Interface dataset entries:
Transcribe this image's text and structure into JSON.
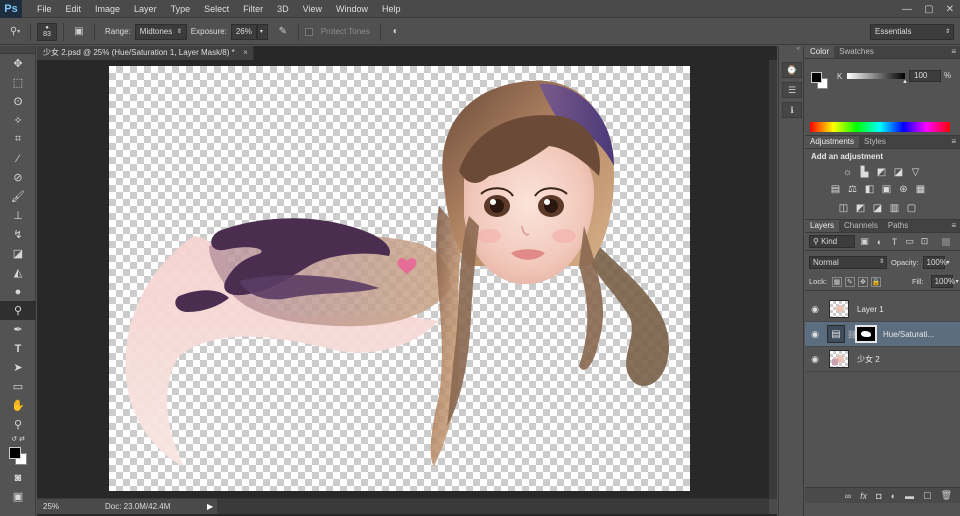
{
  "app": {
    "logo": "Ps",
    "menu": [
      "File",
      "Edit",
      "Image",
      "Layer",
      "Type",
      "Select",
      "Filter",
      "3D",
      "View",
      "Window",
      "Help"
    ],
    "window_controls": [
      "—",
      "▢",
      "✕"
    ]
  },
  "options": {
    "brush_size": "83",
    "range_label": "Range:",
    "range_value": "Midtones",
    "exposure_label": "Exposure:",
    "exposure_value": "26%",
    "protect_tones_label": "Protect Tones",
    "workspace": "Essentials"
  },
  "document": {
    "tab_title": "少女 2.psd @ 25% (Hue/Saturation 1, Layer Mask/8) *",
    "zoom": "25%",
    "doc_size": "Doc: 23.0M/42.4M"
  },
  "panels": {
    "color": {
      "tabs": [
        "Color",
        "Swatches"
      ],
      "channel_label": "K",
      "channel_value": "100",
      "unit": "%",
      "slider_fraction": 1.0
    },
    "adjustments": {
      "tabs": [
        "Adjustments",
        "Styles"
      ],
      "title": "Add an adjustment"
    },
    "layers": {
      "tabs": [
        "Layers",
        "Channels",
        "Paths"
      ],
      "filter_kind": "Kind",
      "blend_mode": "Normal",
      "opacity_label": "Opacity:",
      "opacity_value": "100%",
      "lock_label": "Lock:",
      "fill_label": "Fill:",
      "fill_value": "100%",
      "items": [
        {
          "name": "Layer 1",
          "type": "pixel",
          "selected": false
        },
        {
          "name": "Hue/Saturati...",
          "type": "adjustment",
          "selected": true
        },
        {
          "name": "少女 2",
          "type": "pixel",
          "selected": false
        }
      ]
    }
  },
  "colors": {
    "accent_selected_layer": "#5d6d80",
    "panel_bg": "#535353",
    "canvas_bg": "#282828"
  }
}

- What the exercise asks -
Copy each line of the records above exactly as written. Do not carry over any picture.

- Task output -
Transcribe this image's text and structure into JSON.
{
  "app": {
    "logo": "Ps",
    "menu": [
      "File",
      "Edit",
      "Image",
      "Layer",
      "Type",
      "Select",
      "Filter",
      "3D",
      "View",
      "Window",
      "Help"
    ],
    "window_controls": [
      "—",
      "▢",
      "✕"
    ]
  },
  "options": {
    "brush_size": "83",
    "range_label": "Range:",
    "range_value": "Midtones",
    "exposure_label": "Exposure:",
    "exposure_value": "26%",
    "protect_tones_label": "Protect Tones",
    "workspace": "Essentials"
  },
  "document": {
    "tab_title": "少女 2.psd @ 25% (Hue/Saturation 1, Layer Mask/8) *",
    "zoom": "25%",
    "doc_size": "Doc: 23.0M/42.4M"
  },
  "panels": {
    "color": {
      "tabs": [
        "Color",
        "Swatches"
      ],
      "channel_label": "K",
      "channel_value": "100",
      "unit": "%",
      "slider_fraction": 1.0
    },
    "adjustments": {
      "tabs": [
        "Adjustments",
        "Styles"
      ],
      "title": "Add an adjustment"
    },
    "layers": {
      "tabs": [
        "Layers",
        "Channels",
        "Paths"
      ],
      "filter_kind": "Kind",
      "blend_mode": "Normal",
      "opacity_label": "Opacity:",
      "opacity_value": "100%",
      "lock_label": "Lock:",
      "fill_label": "Fill:",
      "fill_value": "100%",
      "items": [
        {
          "name": "Layer 1",
          "type": "pixel",
          "selected": false
        },
        {
          "name": "Hue/Saturati...",
          "type": "adjustment",
          "selected": true
        },
        {
          "name": "少女 2",
          "type": "pixel",
          "selected": false
        }
      ]
    }
  },
  "colors": {
    "accent_selected_layer": "#5d6d80",
    "panel_bg": "#535353",
    "canvas_bg": "#282828"
  }
}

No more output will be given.